Source records:
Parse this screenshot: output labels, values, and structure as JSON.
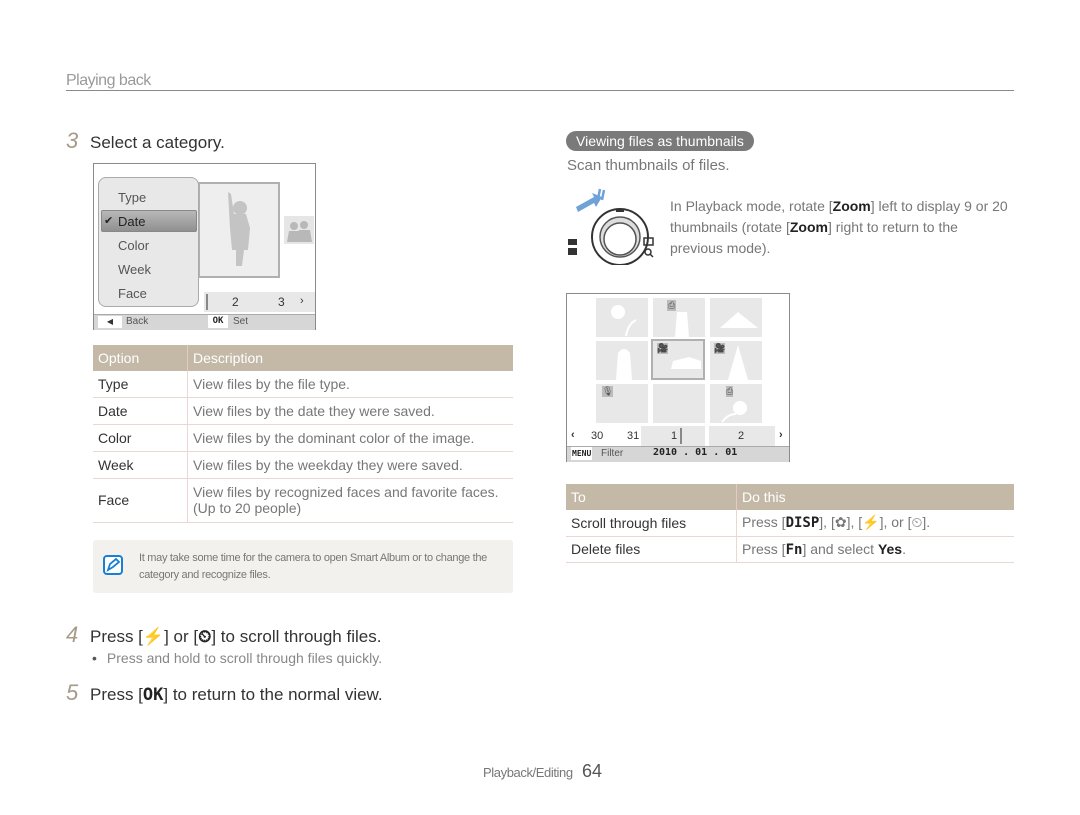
{
  "header": {
    "section_title": "Playing back"
  },
  "step3": {
    "number": "3",
    "text": "Select a category."
  },
  "camera_menu": {
    "items": [
      "Type",
      "Date",
      "Color",
      "Week",
      "Face"
    ],
    "selected": "Date",
    "check_icon": "checkmark-icon",
    "timeline": [
      "2",
      "3"
    ],
    "next_icon": "chevron-right-icon",
    "back_label": "Back",
    "ok_key": "OK",
    "set_label": "Set"
  },
  "option_table": {
    "headers": [
      "Option",
      "Description"
    ],
    "rows": [
      {
        "option": "Type",
        "description": "View files by the file type."
      },
      {
        "option": "Date",
        "description": "View files by the date they were saved."
      },
      {
        "option": "Color",
        "description": "View files by the dominant color of the image."
      },
      {
        "option": "Week",
        "description": "View files by the weekday they were saved."
      },
      {
        "option": "Face",
        "description": "View files by recognized faces and favorite faces.",
        "description2": "(Up to 20 people)"
      }
    ]
  },
  "note": {
    "icon": "note-pencil-icon",
    "text": "It may take some time for the camera to open Smart Album or to change the category and recognize files."
  },
  "step4": {
    "number": "4",
    "prefix": "Press [",
    "mid": "] or [",
    "suffix": "] to scroll through files.",
    "flash_icon": "flash-icon",
    "timer_icon": "timer-icon",
    "bullet": "Press and hold to scroll through files quickly."
  },
  "step5": {
    "number": "5",
    "prefix": "Press [",
    "key": "OK",
    "suffix": "] to return to the normal view."
  },
  "thumbnails_section": {
    "pill": "Viewing files as thumbnails",
    "intro": "Scan thumbnails of files.",
    "instruction_1": "In Playback mode, rotate [",
    "zoom_key": "Zoom",
    "instruction_2": "] left to display 9 or 20 thumbnails (rotate [",
    "instruction_3": "] right to return to the previous mode)."
  },
  "thumb_screen": {
    "timeline": [
      "30",
      "31",
      "1",
      "2"
    ],
    "prev_icon": "chevron-left-icon",
    "next_icon": "chevron-right-icon",
    "menu_key": "MENU",
    "filter_label": "Filter",
    "date": "2010 . 01 . 01"
  },
  "action_table": {
    "headers": [
      "To",
      "Do this"
    ],
    "rows": [
      {
        "to": "Scroll through files",
        "do_prefix": "Press [",
        "do_key": "DISP",
        "do_suffix": "], [✿], [⚡], or [⏲]."
      },
      {
        "to": "Delete files",
        "do_prefix": "Press [",
        "do_key": "Fn",
        "do_mid": "] and select ",
        "do_bold": "Yes",
        "do_end": "."
      }
    ]
  },
  "footer": {
    "section": "Playback/Editing",
    "page": "64"
  },
  "colors": {
    "table_header": "#c4b8a6",
    "note_bg": "#f3f1ed",
    "note_icon": "#1a7fd4",
    "step_number": "#a89a88",
    "pill_bg": "#7a7a7a"
  }
}
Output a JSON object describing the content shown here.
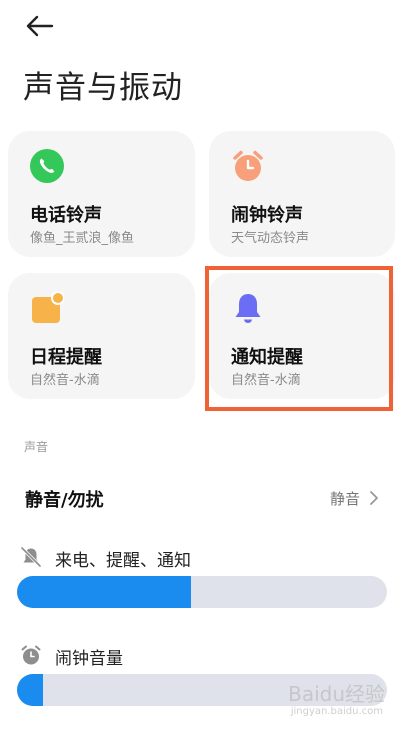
{
  "page": {
    "title": "声音与振动"
  },
  "cards": {
    "phone": {
      "title": "电话铃声",
      "subtitle": "像鱼_王贰浪_像鱼",
      "icon": "phone-icon",
      "color": "#34c759"
    },
    "alarm": {
      "title": "闹钟铃声",
      "subtitle": "天气动态铃声",
      "icon": "alarm-clock-icon",
      "color": "#f7a07a"
    },
    "calendar": {
      "title": "日程提醒",
      "subtitle": "自然音-水滴",
      "icon": "calendar-icon",
      "color": "#f7b24a"
    },
    "notify": {
      "title": "通知提醒",
      "subtitle": "自然音-水滴",
      "icon": "bell-icon",
      "color": "#6b6ef5"
    }
  },
  "sound": {
    "section_label": "声音",
    "mute": {
      "title": "静音/勿扰",
      "value": "静音"
    },
    "ring_volume": {
      "label": "来电、提醒、通知",
      "level": 0.47,
      "icon": "bell-muted-icon"
    },
    "alarm_volume": {
      "label": "闹钟音量",
      "level": 0.07,
      "icon": "alarm-clock-icon"
    }
  },
  "accent_color": "#1a8cf0",
  "highlight_color": "#ee6236",
  "watermark": {
    "text": "Baidu经验",
    "url": "jingyan.baidu.com"
  }
}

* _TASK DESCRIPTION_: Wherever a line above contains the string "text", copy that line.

* _EXERCISE SOLUTION_:
    "text": "Select a category."
    "text": "It may take some time for the camera to open Smart Album or to change the category and recognize files."
    "text": "Baidu经验",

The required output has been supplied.